Mobility (Promoting Sensorimotor Response Generalizability: A Countermeasure to Mitigate Locomotor Dysfunction After Long-Duration Space Flight),
Molniya-SM (Investigation of Lightning Discharges in the Earth's Atmosphere and Lower Ionosphere),
MSK (Cultivation of Mesenchymal Stem Cells From Bone Marrow in Space Flight),
Paradont (Condition of Peridontal Tissues in Space Flight),
PCG-STES-RGE (Protein Crystal Growth-Single Locker Thermal Enclosure System-Regulation of Gene Expression),
PCG-STES-SA (Protein Crystal Growth-Single Locker Thermal Enclosure System-Science and Applications of Facility Hardware for Protein Crystal Growth),
PFMI (Toward Understanding Pore Formation and Mobility During Controlled Directional Solidification in a Microgravity Environment),
Pilot (Individual Characteristics of Psychophysiological Regulatory Status and Reliaility of Professional Activities of Cosmonauts in Long Duration Space Flight),
Plasma Crystal (Dusty and Liquid Plasma Crystals in Conditions of Microgravity),
Platan (Search for Low Energy Heavy Particles of Solar and Galactic Origin),
Poligen (Revealing Genotypical Characteristics, Defining Individual Differences in Resistance of Biological Oranisms to Factors of Long Duration Space Flight),
Privyazka (Development of High Precision Orientation of Scientific Devices in Space with Reports of Deformation of the ISS Hull),
Profilaktika (Mechanisms of Action and Influence, and Effectiveness of Various Methods of Phrophylaxis Directed Toward Prevention of Disturbances of the Human Locomotion System in Weightlessness),
Prognoz (Development of a Method of Operational Prediction of Work Load on Crew Piloting Objectives),
Pulse (Vegatative (Autonomic) Regulation of the Cardio-Respiratory System of Humans in Conditions of Weightlessness),
Rastenia (Growth and Development of Higher Plants through Multiple Generations),
SKR (Skorpion: Development and Acquisition of Multifunctional Control-Measurement Device for Controlling the Environment of Scientific Experiments Inside a Pressurized Station),
Sprut-MBI (Determination of Intracellular and Extracellular Fluid Volume in Humans in Space Flight),
Starmail (ISS Russian Segment Downlink of Text Messages and Earth Pictures),
Subregional Bone (Subregional Assessment of Bone Loss in the Axial Skeleton in Long-term Space Flight),
Tenzor (Definition of Dynamic Characteristics of ISS),
Uragan (Hurricane: Experimental Development of Groundbased System of Monitoring and Predicting the Progression of a Naturally Occurring Technogenic Catastrophe),
Vektor-T (Study of a High Precision System for Prediction Motion of ISS).

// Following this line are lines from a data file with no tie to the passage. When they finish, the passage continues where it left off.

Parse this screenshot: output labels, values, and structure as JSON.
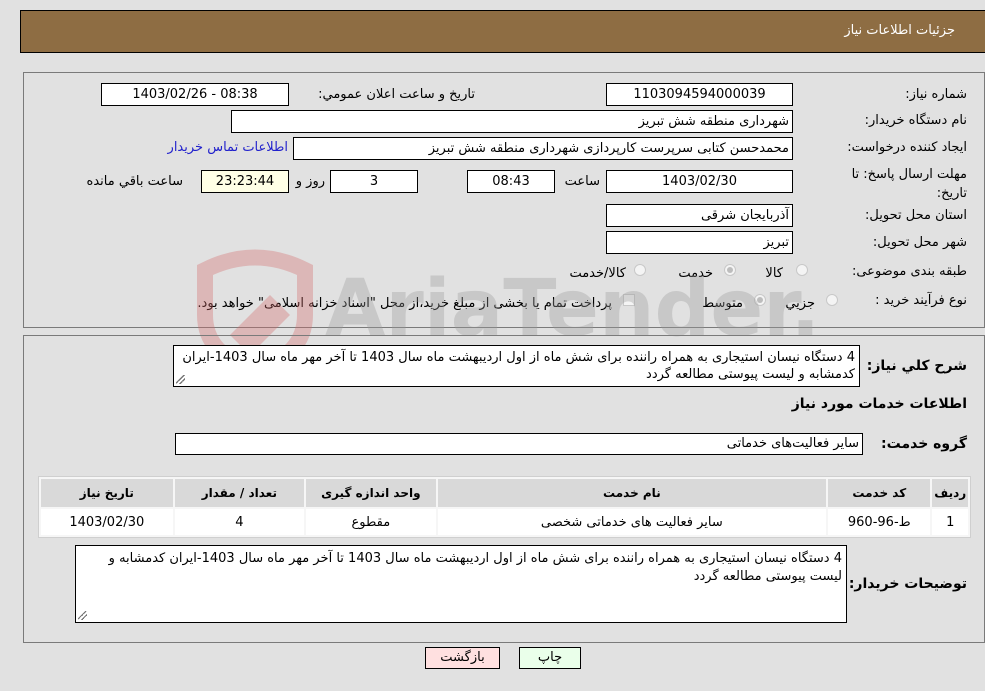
{
  "header": {
    "title": "جزئیات اطلاعات نیاز"
  },
  "form": {
    "need_number_label": "شماره نیاز:",
    "need_number": "1103094594000039",
    "announce_label": "تاریخ و ساعت اعلان عمومي:",
    "announce_value": "1403/02/26 - 08:38",
    "buyer_org_label": "نام دستگاه خریدار:",
    "buyer_org": "شهرداری منطقه شش تبریز",
    "creator_label": "ایجاد کننده درخواست:",
    "creator": "محمدحسن کتابی سرپرست کارپردازی شهرداری منطقه شش تبریز",
    "contact_link": "اطلاعات تماس خریدار",
    "deadline_label": "مهلت ارسال پاسخ: تا تاریخ:",
    "deadline_date": "1403/02/30",
    "time_label": "ساعت",
    "deadline_time": "08:43",
    "days": "3",
    "days_label": "روز و",
    "remaining": "23:23:44",
    "remaining_label": "ساعت باقي مانده",
    "province_label": "استان محل تحویل:",
    "province": "آذربایجان شرقی",
    "city_label": "شهر محل تحویل:",
    "city": "تبریز",
    "category_label": "طبقه بندی موضوعی:",
    "category_options": [
      {
        "label": "کالا",
        "checked": false
      },
      {
        "label": "خدمت",
        "checked": true
      },
      {
        "label": "کالا/خدمت",
        "checked": false
      }
    ],
    "process_label": "نوع فرآیند خرید :",
    "process_options": [
      {
        "label": "جزيي",
        "checked": false
      },
      {
        "label": "متوسط",
        "checked": true
      }
    ],
    "treasury_checkbox_label": "پرداخت تمام یا بخشی از مبلغ خرید،از محل \"اسناد خزانه اسلامی\" خواهد بود.",
    "treasury_checked": false
  },
  "details": {
    "summary_label": "شرح کلي نیاز:",
    "summary": "4 دستگاه نیسان استیجاری به همراه راننده برای شش ماه از اول اردیبهشت ماه سال 1403 تا آخر مهر ماه سال 1403-ایران کدمشابه و لیست پیوستی مطالعه گردد",
    "services_heading": "اطلاعات خدمات مورد نیاز",
    "service_group_label": "گروه خدمت:",
    "service_group": "سایر فعالیت‌های خدماتی",
    "table": {
      "columns": [
        "ردیف",
        "کد خدمت",
        "نام خدمت",
        "واحد اندازه گیری",
        "تعداد / مقدار",
        "تاریخ نیاز"
      ],
      "rows": [
        [
          "1",
          "ط-96-960",
          "سایر فعالیت های خدماتی شخصی",
          "مقطوع",
          "4",
          "1403/02/30"
        ]
      ]
    },
    "buyer_notes_label": "توضیحات خریدار:",
    "buyer_notes": "4 دستگاه نیسان استیجاری به همراه راننده برای شش ماه از اول اردیبهشت ماه سال 1403 تا آخر مهر ماه سال 1403-ایران کدمشابه و لیست پیوستی مطالعه گردد"
  },
  "buttons": {
    "print": "چاپ",
    "back": "بازگشت"
  },
  "watermark": {
    "text": "AriaTender.neT"
  },
  "colors": {
    "header": "#8e6d43",
    "print_bg": "#eaffea",
    "back_bg": "#ffe0e0",
    "link": "#2222cc"
  }
}
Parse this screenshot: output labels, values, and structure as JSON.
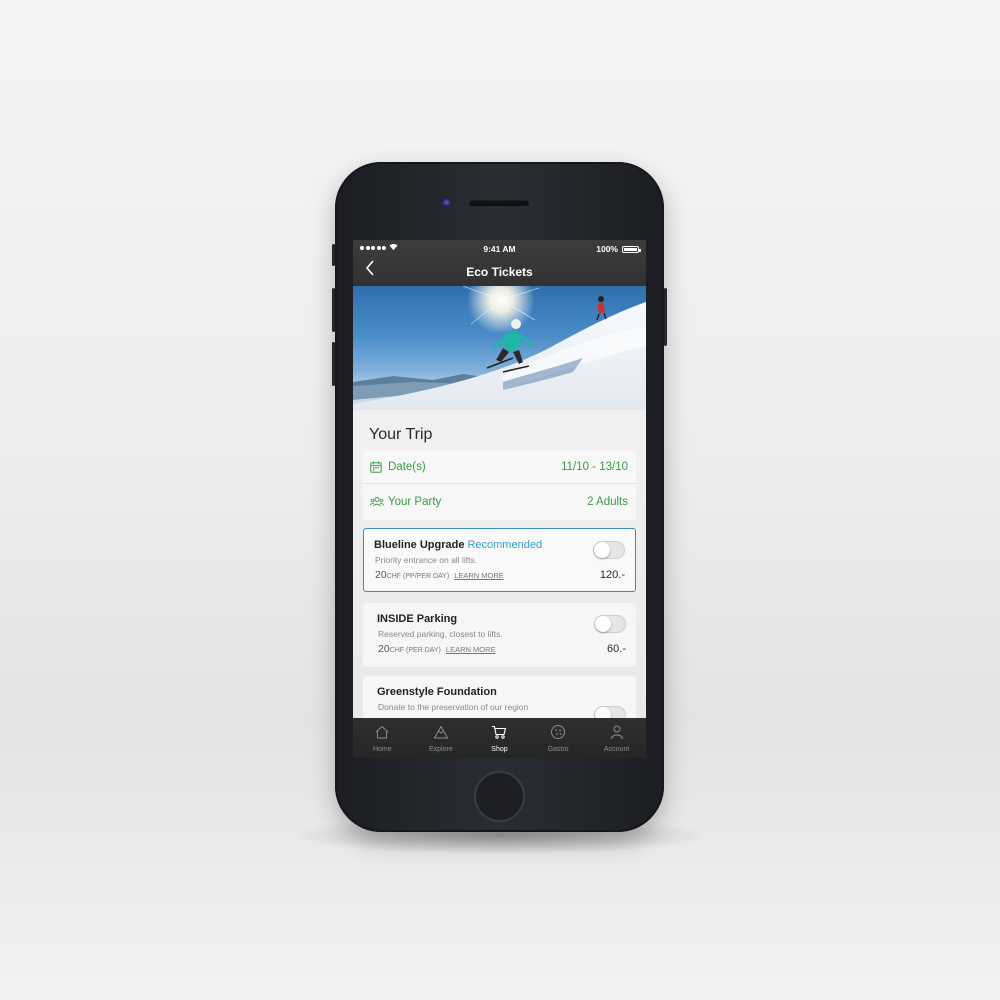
{
  "status_bar": {
    "time": "9:41 AM",
    "battery": "100%"
  },
  "nav": {
    "back_icon": "chevron-left-icon",
    "title": "Eco Tickets"
  },
  "trip": {
    "section_title": "Your Trip",
    "dates_label": "Date(s)",
    "dates_value": "11/10 - 13/10",
    "party_label": "Your Party",
    "party_value": "2 Adults",
    "accent_color": "#3a9b45"
  },
  "options": [
    {
      "title": "Blueline Upgrade",
      "badge": "Recommended",
      "description": "Priority entrance on all lifts.",
      "price": "20",
      "unit": "CHF (PP/PER DAY)",
      "link": "LEARN MORE",
      "amount": "120.-",
      "enabled": false
    },
    {
      "title": "INSIDE Parking",
      "badge": "",
      "description": "Reserved parking, closest to lifts.",
      "price": "20",
      "unit": "CHF (PER DAY)",
      "link": "LEARN MORE",
      "amount": "60.-",
      "enabled": false
    },
    {
      "title": "Greenstyle Foundation",
      "badge": "",
      "description": "Donate to the preservation of our region",
      "price": "",
      "unit": "",
      "link": "",
      "amount": "",
      "enabled": false
    }
  ],
  "tabbar": [
    {
      "label": "Home",
      "icon": "home-icon",
      "active": false
    },
    {
      "label": "Explore",
      "icon": "mountain-icon",
      "active": false
    },
    {
      "label": "Shop",
      "icon": "cart-icon",
      "active": true
    },
    {
      "label": "Gastro",
      "icon": "plate-icon",
      "active": false
    },
    {
      "label": "Account",
      "icon": "user-icon",
      "active": false
    }
  ],
  "colors": {
    "recommended": "#3b9cc4",
    "selected_border": "#3b8fb4"
  }
}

Photos / Graphics

Soyuz TMA spacecraft Soyuz TMA landing module
crew in training Soyuz TMA-2 rollout
Soyuz TMA-2 on launch pad Soyuz TMA-2 launch
Arrival of Soyuz TMA-2 at the ISS traditional in-flight photo Soyuz TMA-2
Soyuz TMA-2 landing Soyuz TMA-2 recovery


Last update on August 13, 2020.